Wedgwood Elementary School cuts ribbon on Lego makerspace

A creative space for children to learn and create with LEGO was unveiled on May 8

From left: Brooklyn Piperata, Katie Richardson, Paige Sawyer and Justin Taylor wrote their names in Lego after the ribbon cutting ceremony. (Anthony J. Mazziotti III/The Sun)

What was once a small, useless hallway at Wedgwood Elementary School is now a creative space for students to learn, grow and have fun. Last week, a ribbon-cutting ceremony was held to officially open the Lego makerspace to the students and staff.

“At certain points in the day they’ll be able to sign out of their class, come down here under adult supervision and play, create and build,” Wedgwood Principal Charles Zimmerman said. “They can use different muscles in their mind to learn. We wanted to take this hallway, which wasn’t used for anything other than storage, and use it as a place to come, learn and play. That’s the genesis of that.”

Zimmerman, alongside Wedgwood math teacher Domenick Renzi, brought the idea for a Lego makerspace to life.

“This idea came about last summer,” Renzi recalled. “As a former Gloucester County Teacher of the Year, I had the opportunity to visit a lot of schools and some had these makerspaces. They were all different types of things. I came up with the idea that it would be great if we had a Lego makerspace since I’m a fan of Lego.”

Through support of the board of education, a grant for $420 and donations, the Lego makerspace came to life. The hallway was painted Lego yellow and has four mounted Lego boards for children to use. Ledges are installed underneath to store the Lego pieces.
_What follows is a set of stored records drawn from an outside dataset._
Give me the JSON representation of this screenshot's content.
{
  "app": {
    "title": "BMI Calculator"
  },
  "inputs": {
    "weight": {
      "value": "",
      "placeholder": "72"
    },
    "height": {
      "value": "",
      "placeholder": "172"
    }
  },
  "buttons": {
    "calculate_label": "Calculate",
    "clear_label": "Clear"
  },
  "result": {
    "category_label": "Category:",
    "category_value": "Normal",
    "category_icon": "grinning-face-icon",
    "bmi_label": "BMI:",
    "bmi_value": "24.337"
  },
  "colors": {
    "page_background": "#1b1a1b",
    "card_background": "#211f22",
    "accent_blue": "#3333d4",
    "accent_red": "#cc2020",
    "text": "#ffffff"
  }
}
The ability to hit a wide variety of ages is what made the Lego makerspace ideal, in Zimmerman’s opinion.

“Legos are great in that they’re a universal building tool. They’re a building tool that’s scalable,” Zimmerman said. “Your youngest of learners can operate them, build and create with them, and your oldest learners, who are more sophisticated and further along, can do more sophisticated things with them.”

Renzi built on Zimmerman’s statement.

“This is an area that allows the students to see education in a different way,” he began. “They’re allowed to come here to create, to share, to tinker and use the different pieces to create different things and allow their mind to explore, let the imagination run wild. At the same time, they’re learning.”

Teachers will know when they can and can’t send students to the makerspace. A faculty member will be watching the area checking kids in. There is a list of guidelines at the entrance for the students to follow. It starts with “Be kind,” be willing to create, share and build with another student. The next is “Be neat,” be willing to create, share and build with another student. Following is “Be safe,” you must be with an adult to enter and use the area. “Be responsible” is next, all Lego pieces are to remain in this area. Finally, “Be famous,” the creations belong to this Lego makerspace for all to see, they may also be taken apart by another student to make another creation.

Once the ribbon hit the floor, the makerspace was open for the first time to a select group of students. Among them was fifth-grader Vince Valentino, who was excited to have the area to build with Lego. Second-grader Shane Miller, a regular at “Total Brick” at Total Turf in Pitman, is a young expert in Lego, was in attendance as well. His favorite part of playing with Lego is seeing his creation upon completion.

How you can make it and how cool it comes out after you make it,” Miller said of building with Lego.

With this project up and running, other elementary schools in the district could follow suit.

“We had discussions about creating similar spaces in other schools,” Zimmerman said. “With us sort of presenting lessons learned as we create a space like this you learn how to do it best and you can offer that feedback to other schools.”